(Collected data entries)

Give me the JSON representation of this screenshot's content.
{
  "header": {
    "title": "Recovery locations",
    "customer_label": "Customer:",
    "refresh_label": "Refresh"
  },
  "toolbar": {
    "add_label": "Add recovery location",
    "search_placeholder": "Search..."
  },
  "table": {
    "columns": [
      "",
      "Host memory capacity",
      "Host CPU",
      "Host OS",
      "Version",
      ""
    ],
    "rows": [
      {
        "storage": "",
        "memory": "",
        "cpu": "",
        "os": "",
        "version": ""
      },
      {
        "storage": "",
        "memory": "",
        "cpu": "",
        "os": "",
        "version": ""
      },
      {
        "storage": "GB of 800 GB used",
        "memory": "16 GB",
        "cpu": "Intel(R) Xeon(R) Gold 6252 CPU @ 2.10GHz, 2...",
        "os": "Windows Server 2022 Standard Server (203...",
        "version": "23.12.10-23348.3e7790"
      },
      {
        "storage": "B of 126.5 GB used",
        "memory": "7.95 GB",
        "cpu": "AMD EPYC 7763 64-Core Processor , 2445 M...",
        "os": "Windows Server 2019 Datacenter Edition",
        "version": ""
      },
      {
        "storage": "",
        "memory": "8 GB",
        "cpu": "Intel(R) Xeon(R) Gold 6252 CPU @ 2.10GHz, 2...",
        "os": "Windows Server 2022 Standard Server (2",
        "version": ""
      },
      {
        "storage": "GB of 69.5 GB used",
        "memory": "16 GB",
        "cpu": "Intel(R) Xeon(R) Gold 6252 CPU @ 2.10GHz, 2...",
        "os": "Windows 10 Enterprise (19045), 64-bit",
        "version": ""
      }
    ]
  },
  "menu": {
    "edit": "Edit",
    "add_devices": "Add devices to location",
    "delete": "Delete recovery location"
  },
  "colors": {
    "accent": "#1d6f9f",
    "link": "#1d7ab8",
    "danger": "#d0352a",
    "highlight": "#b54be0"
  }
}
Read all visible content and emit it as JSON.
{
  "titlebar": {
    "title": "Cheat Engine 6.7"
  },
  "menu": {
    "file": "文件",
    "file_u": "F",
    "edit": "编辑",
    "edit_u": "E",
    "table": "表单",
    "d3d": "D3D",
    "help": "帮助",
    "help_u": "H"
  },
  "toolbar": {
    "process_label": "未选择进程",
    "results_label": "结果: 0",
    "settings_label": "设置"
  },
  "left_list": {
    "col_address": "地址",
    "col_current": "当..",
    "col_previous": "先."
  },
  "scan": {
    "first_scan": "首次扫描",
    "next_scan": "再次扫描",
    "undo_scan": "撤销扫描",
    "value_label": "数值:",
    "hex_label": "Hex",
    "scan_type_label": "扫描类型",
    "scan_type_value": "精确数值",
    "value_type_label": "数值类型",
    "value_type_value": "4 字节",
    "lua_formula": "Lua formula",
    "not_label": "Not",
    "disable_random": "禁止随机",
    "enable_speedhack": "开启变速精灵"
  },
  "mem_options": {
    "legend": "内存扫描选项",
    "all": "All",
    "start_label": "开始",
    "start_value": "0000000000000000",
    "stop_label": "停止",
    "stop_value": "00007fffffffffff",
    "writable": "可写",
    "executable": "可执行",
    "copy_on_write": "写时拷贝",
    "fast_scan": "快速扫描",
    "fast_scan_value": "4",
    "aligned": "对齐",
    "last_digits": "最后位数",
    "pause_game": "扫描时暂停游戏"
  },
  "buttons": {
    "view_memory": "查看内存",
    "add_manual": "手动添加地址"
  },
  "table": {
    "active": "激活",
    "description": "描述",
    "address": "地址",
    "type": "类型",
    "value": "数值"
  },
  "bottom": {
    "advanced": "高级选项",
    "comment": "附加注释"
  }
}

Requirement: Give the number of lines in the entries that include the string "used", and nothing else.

Result below: 3